In a surprise move, the House panel that sets defense spending declared that lawmakers must debate whether to allow President Obama to use military force against the terrorist group.
When the House Appropriations Committee passed the Pentagon’s fiscal 2016 spending bill on Tuesday, it included an unexpected amendment: a statement declaring that Congress has a constitutional duty to debate and decide whether or not to authorize military force against the Islamic State group.
“Congress finds that 1) the United States has been engaged in military operations against the Islamic State of Iraq and the Levant (ISIL) for more than 8 months; 2) President Obama submitted an authorization for the use of military force against ISIL in February 2015; and 3) under article 1, section 8 of the Constitution, Congress has the authority to ‘declare war’,” the amendment states. “Therefore, Congress has a constitutional duty to debate and determine whether or not to authorize the use of military force against ISIL.”
Lawmakers seemed as surprised as anyone when the amendment from Rep. Barbara Lee, D-Calif., passed 29-22, with a number of Republicans joining their Democratic colleagues. Two related amendments from Lee had just failed soundly.

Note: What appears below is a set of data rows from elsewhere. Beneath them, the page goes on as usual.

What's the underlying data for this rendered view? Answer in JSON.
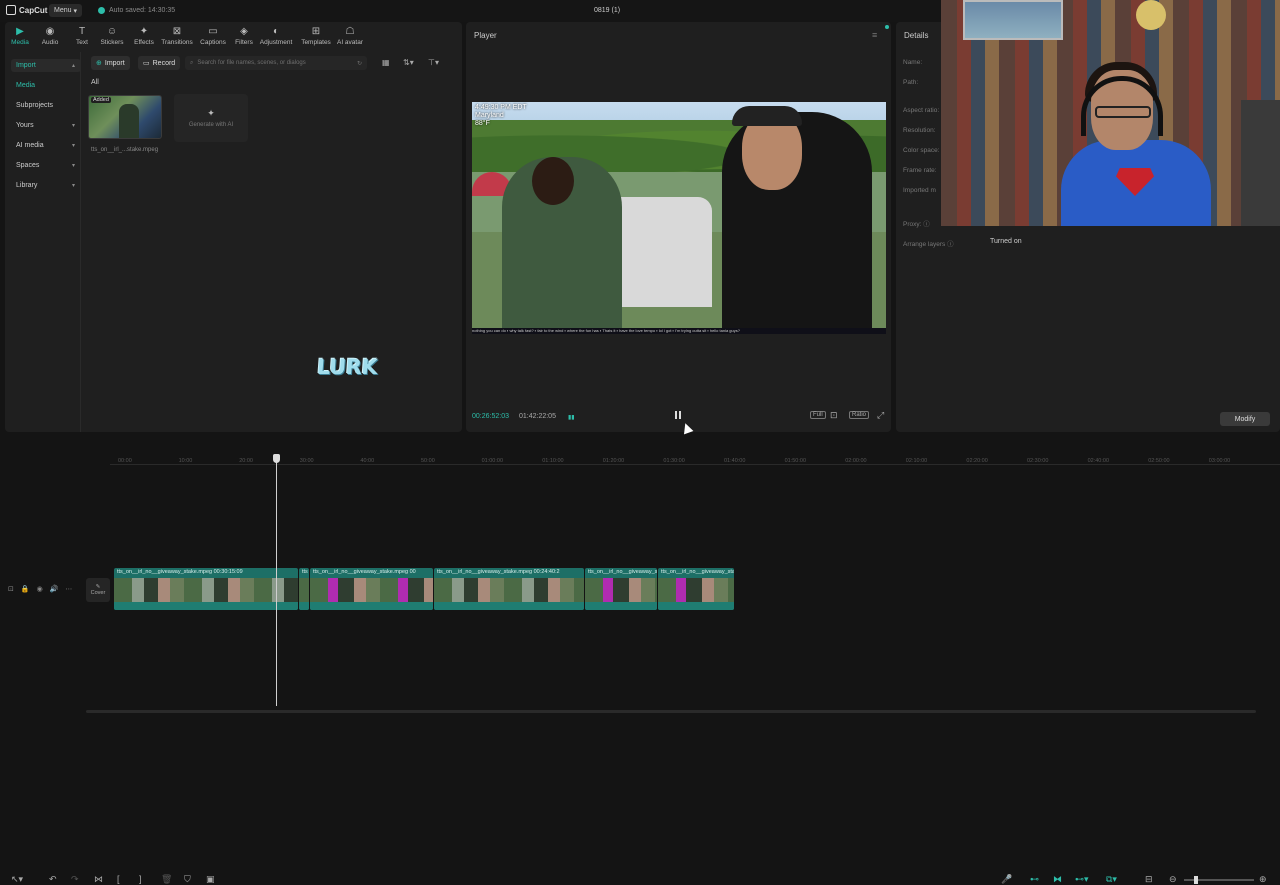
{
  "app": {
    "name": "CapCut",
    "menu_label": "Menu",
    "autosave": "Auto saved: 14:30:35",
    "project_title": "0819 (1)"
  },
  "toolbar": [
    {
      "label": "Media",
      "icon": "media-icon",
      "active": true
    },
    {
      "label": "Audio",
      "icon": "audio-icon"
    },
    {
      "label": "Text",
      "icon": "text-icon"
    },
    {
      "label": "Stickers",
      "icon": "stickers-icon"
    },
    {
      "label": "Effects",
      "icon": "effects-icon"
    },
    {
      "label": "Transitions",
      "icon": "transitions-icon"
    },
    {
      "label": "Captions",
      "icon": "captions-icon"
    },
    {
      "label": "Filters",
      "icon": "filters-icon"
    },
    {
      "label": "Adjustment",
      "icon": "adjustment-icon"
    },
    {
      "label": "Templates",
      "icon": "templates-icon"
    },
    {
      "label": "AI avatar",
      "icon": "ai-avatar-icon"
    }
  ],
  "sidebar": [
    {
      "label": "Import",
      "chevron": true,
      "selected": true
    },
    {
      "label": "Media",
      "highlight": true
    },
    {
      "label": "Subprojects"
    },
    {
      "label": "Yours",
      "chevron": true
    },
    {
      "label": "AI media",
      "chevron": true
    },
    {
      "label": "Spaces",
      "chevron": true
    },
    {
      "label": "Library",
      "chevron": true
    }
  ],
  "media": {
    "import_label": "Import",
    "record_label": "Record",
    "search_placeholder": "Search for file names, scenes, or dialogs",
    "filter_all": "All",
    "clip_badge": "Added",
    "clip_name": "tts_on__irl_...stake.mpeg",
    "generate_label": "Generate with AI",
    "sticker_text": "LURK"
  },
  "player": {
    "title": "Player",
    "current_time": "00:26:52:03",
    "total_time": "01:42:22:05",
    "overlay": [
      "4:49:30 PM EDT",
      "Maryland",
      "88°F"
    ],
    "ticker": "nothing you can do ▪ why talk fast? ▪ fair to the wind ▪ where the fun has ▪ Thats it ▪ have the love tempo ▪ lol i got ▪ I'm trying outta sit ▪ hello tania guys?",
    "ctrl_full": "Full",
    "ctrl_ratio": "Ratio"
  },
  "details": {
    "title": "Details",
    "rows": [
      "Name:",
      "Path:",
      "Aspect ratio:",
      "Resolution:",
      "Color space:",
      "Frame rate:",
      "Imported m"
    ],
    "proxy_label": "Proxy:",
    "arrange_label": "Arrange layers",
    "arrange_value": "Turned on",
    "modify_label": "Modify"
  },
  "timeline": {
    "ruler": [
      "00:00",
      "10:00",
      "20:00",
      "30:00",
      "40:00",
      "50:00",
      "01:00:00",
      "01:10:00",
      "01:20:00",
      "01:30:00",
      "01:40:00",
      "01:50:00",
      "02:00:00",
      "02:10:00",
      "02:20:00",
      "02:30:00",
      "02:40:00",
      "02:50:00",
      "03:00:00"
    ],
    "cover_label": "Cover",
    "clips": [
      {
        "label": "tts_on__irl_no__giveaway_stake.mpeg  00:30:15:09",
        "magenta": false
      },
      {
        "label": "tts",
        "magenta": false
      },
      {
        "label": "tts_on__irl_no__giveaway_stake.mpeg  00",
        "magenta": true
      },
      {
        "label": "tts_on__irl_no__giveaway_stake.mpeg  00:24:40:2",
        "magenta": false
      },
      {
        "label": "tts_on__irl_no__giveaway_stake.mpeg",
        "magenta": true
      },
      {
        "label": "tts_on__irl_no__giveaway_stake.mpeg",
        "magenta": true
      }
    ]
  },
  "colors": {
    "accent": "#2dbeaa",
    "background": "#141414",
    "panel": "#1f1f1f"
  }
}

“It’s way past time to reassert Congress’s role in war making,” Lee said of her successful amendment. “We can’t allow this war to go on without a full and robust debate on the authorization on the use of military force against ISIL. We can’t allow this policy of endless war to continue. A debate, doing our job, that’s all.”

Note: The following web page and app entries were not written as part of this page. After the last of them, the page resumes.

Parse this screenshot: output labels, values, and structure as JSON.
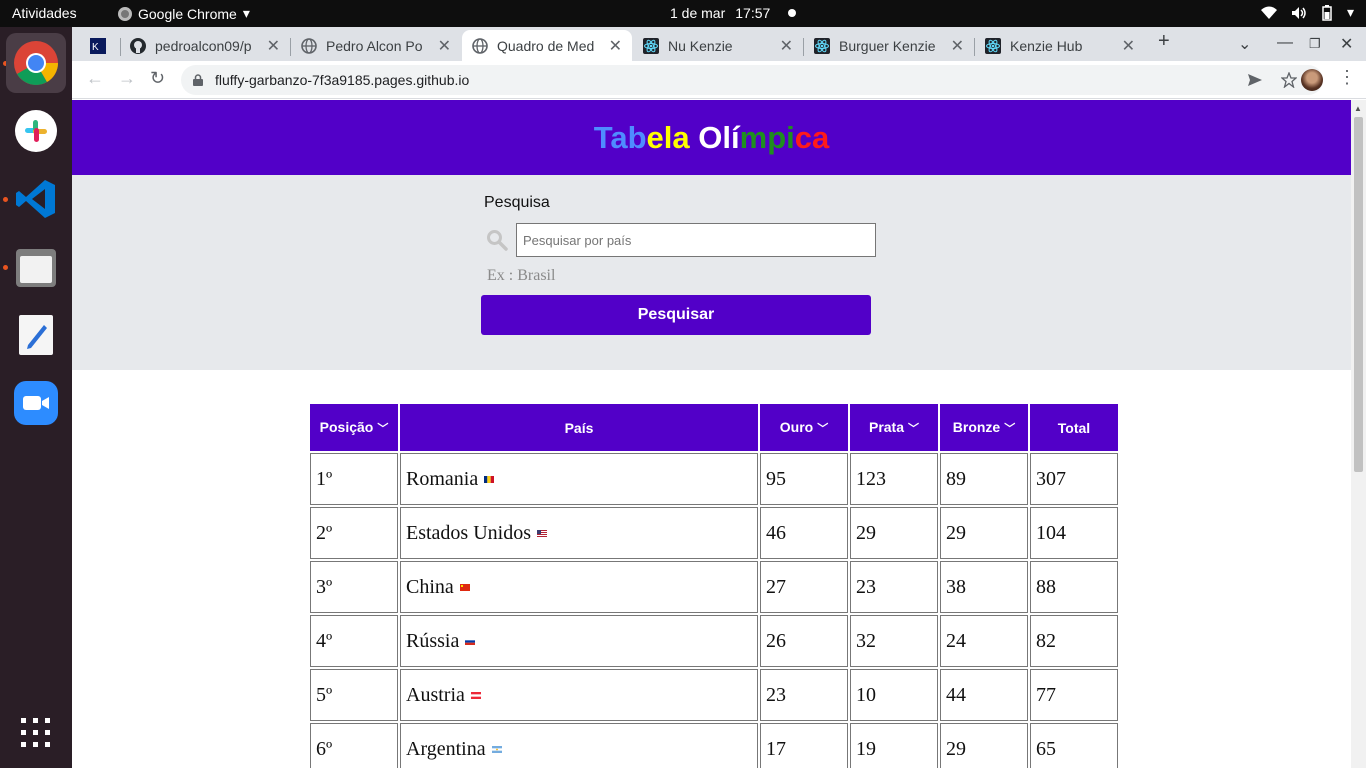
{
  "system": {
    "activities": "Atividades",
    "app_name": "Google Chrome",
    "date": "1 de mar",
    "time": "17:57"
  },
  "dock": {
    "items": [
      "chrome",
      "slack",
      "vscode",
      "files",
      "text-editor",
      "zoom",
      "app-grid"
    ]
  },
  "browser": {
    "tabs": [
      {
        "title": "",
        "icon": "kenzie-icon"
      },
      {
        "title": "pedroalcon09/p",
        "icon": "github-icon"
      },
      {
        "title": "Pedro Alcon Po",
        "icon": "globe-icon"
      },
      {
        "title": "Quadro de Med",
        "icon": "globe-icon",
        "active": true
      },
      {
        "title": "Nu Kenzie",
        "icon": "react-icon"
      },
      {
        "title": "Burguer Kenzie",
        "icon": "react-icon"
      },
      {
        "title": "Kenzie Hub",
        "icon": "react-icon"
      }
    ],
    "url": "fluffy-garbanzo-7f3a9185.pages.github.io"
  },
  "page": {
    "title_letters": [
      {
        "ch": "T",
        "color": "#4f8cff"
      },
      {
        "ch": "a",
        "color": "#4f8cff"
      },
      {
        "ch": "b",
        "color": "#4f8cff"
      },
      {
        "ch": "e",
        "color": "#ffff00"
      },
      {
        "ch": "l",
        "color": "#ffff00"
      },
      {
        "ch": "a",
        "color": "#ffff00"
      },
      {
        "ch": " ",
        "color": "#ffffff"
      },
      {
        "ch": "O",
        "color": "#ffffff"
      },
      {
        "ch": "l",
        "color": "#ffffff"
      },
      {
        "ch": "í",
        "color": "#ffffff"
      },
      {
        "ch": "m",
        "color": "#1f8f1f"
      },
      {
        "ch": "p",
        "color": "#1f8f1f"
      },
      {
        "ch": "i",
        "color": "#1f8f1f"
      },
      {
        "ch": "c",
        "color": "#ff1a1a"
      },
      {
        "ch": "a",
        "color": "#ff1a1a"
      }
    ],
    "search": {
      "label": "Pesquisa",
      "placeholder": "Pesquisar por país",
      "value": "",
      "hint": "Ex : Brasil",
      "button": "Pesquisar"
    },
    "table": {
      "headers": [
        "Posição",
        "País",
        "Ouro",
        "Prata",
        "Bronze",
        "Total"
      ],
      "sortable": [
        true,
        false,
        true,
        true,
        true,
        false
      ],
      "rows": [
        {
          "pos": "1º",
          "country": "Romania",
          "flag": "romania",
          "gold": "95",
          "silver": "123",
          "bronze": "89",
          "total": "307"
        },
        {
          "pos": "2º",
          "country": "Estados Unidos",
          "flag": "usa",
          "gold": "46",
          "silver": "29",
          "bronze": "29",
          "total": "104"
        },
        {
          "pos": "3º",
          "country": "China",
          "flag": "china",
          "gold": "27",
          "silver": "23",
          "bronze": "38",
          "total": "88"
        },
        {
          "pos": "4º",
          "country": "Rússia",
          "flag": "russia",
          "gold": "26",
          "silver": "32",
          "bronze": "24",
          "total": "82"
        },
        {
          "pos": "5º",
          "country": "Austria",
          "flag": "austria",
          "gold": "23",
          "silver": "10",
          "bronze": "44",
          "total": "77"
        },
        {
          "pos": "6º",
          "country": "Argentina",
          "flag": "argentina",
          "gold": "17",
          "silver": "19",
          "bronze": "29",
          "total": "65"
        }
      ]
    }
  },
  "colors": {
    "brand": "#5200c8",
    "search_bg": "#e7e9ec"
  }
}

Lee was the sole lawmaker to vote against the sweeping AUMF passed shortly after 9/11 that continues to serve as the legal foundation for U.S. counterterrorism operations across the globe. In 2002, Congress also passed an AUMF allowing President George W. Bush to invade Iraq. Neither has a sunset date.
The Obama administration, which has called upon Congress to variously refine and repeal the 2001 and 2002 laws, now says both authorize its military actions against the Islamic State.

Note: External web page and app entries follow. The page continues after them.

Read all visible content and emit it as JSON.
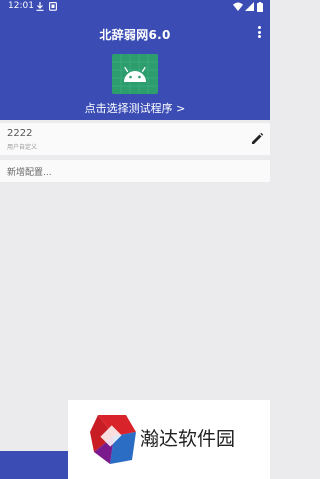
{
  "status_bar": {
    "time": "12:01"
  },
  "app_bar": {
    "title": "北辞弱网6.0",
    "select_program_link": "点击选择测试程序 >"
  },
  "config_list": [
    {
      "name": "2222",
      "subtitle": "用户自定义"
    }
  ],
  "add_config": {
    "label": "新增配置..."
  },
  "watermark": {
    "text": "瀚达软件园"
  },
  "colors": {
    "primary": "#3b4db5",
    "android_tile": "#2e9d6e"
  }
}
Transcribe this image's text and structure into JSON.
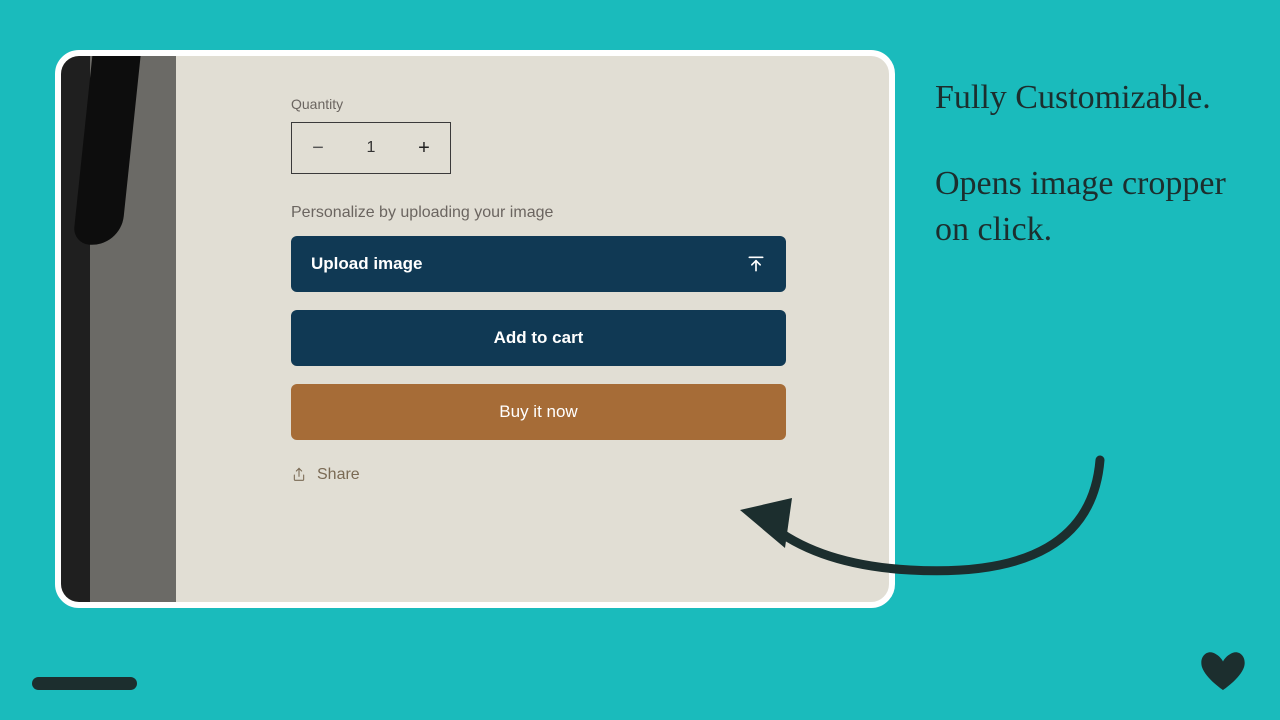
{
  "quantity": {
    "label": "Quantity",
    "value": "1",
    "minus": "−",
    "plus": "+"
  },
  "personalize_label": "Personalize by uploading your image",
  "buttons": {
    "upload": "Upload image",
    "add_to_cart": "Add to cart",
    "buy_now": "Buy it now"
  },
  "share": {
    "label": "Share"
  },
  "callout": {
    "line1": "Fully Customizable.",
    "line2": "Opens image cropper on click."
  },
  "colors": {
    "bg_teal": "#1ABBBC",
    "card_bg": "#E1DED4",
    "primary_dark": "#103954",
    "accent_brown": "#A66C37",
    "ink": "#1c2e2e"
  }
}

Several times in the past decade, Lee has introduced legislation to repeal both Bush-era AUMFs. On Tuesday, Republicans knocked down her latest attempts, voting 19-32 to dismiss her proposed amendments. Several expressed unease at repealing war powers the president says he needs, while others charged Lee of simply trying to make electoral hay. “With respect, this amendment only has one purpose: again to make a political statement on our government’s actions in Iraq,” said Rep. Rodney Frelinghuysen, R-N.J.
But Rep. Michael Honda, D-Calif., responded, “For eight months now, the U.S. has been conducting military operations in Iraq and Syria … All of this has accrued without Congress authorizing a new AUMF. It is not politics, it is policy.”
And by passing the third amendment — though it would add only a non-binding "consent of Congress” — lawmakers from both parties acknowledged they have a constitutional obligation to debate an AUMF against the Islamic State, even if the war did start more than eight months ago.
“I don’t agree with removing authorizations without a replacement already there … but I think the gentlelady’s point is absolutely correct,” Rep. Tom Cole, R-Okla., said, noting he’d prefer a stronger AUMF than the draft the White House sent over in February. “We are not only evading the responsibility, on both sides of the aisle ... but we are handing over executive war-making authority to this president and all future presidents with both hands. It is a gigantic mistake not to do our jobs.”
But outside the bipartisan vote in the House Appropriations committee, House Speaker John Boehner, R-Ohio, recently called on Obama to scrap his draft and send a stronger one.
To which White House spokesman Josh Earnest replied, with obvious frustration, “He’s the Speaker of the House and he’s blaming the President for something not moving through Congress … Congress has been AWOL when it comes to the AUMF.”
Though the Tuesday passage was surprising, the amendment will still have to survive the full House consideration of the fiscal 2016 defense appropriations bill.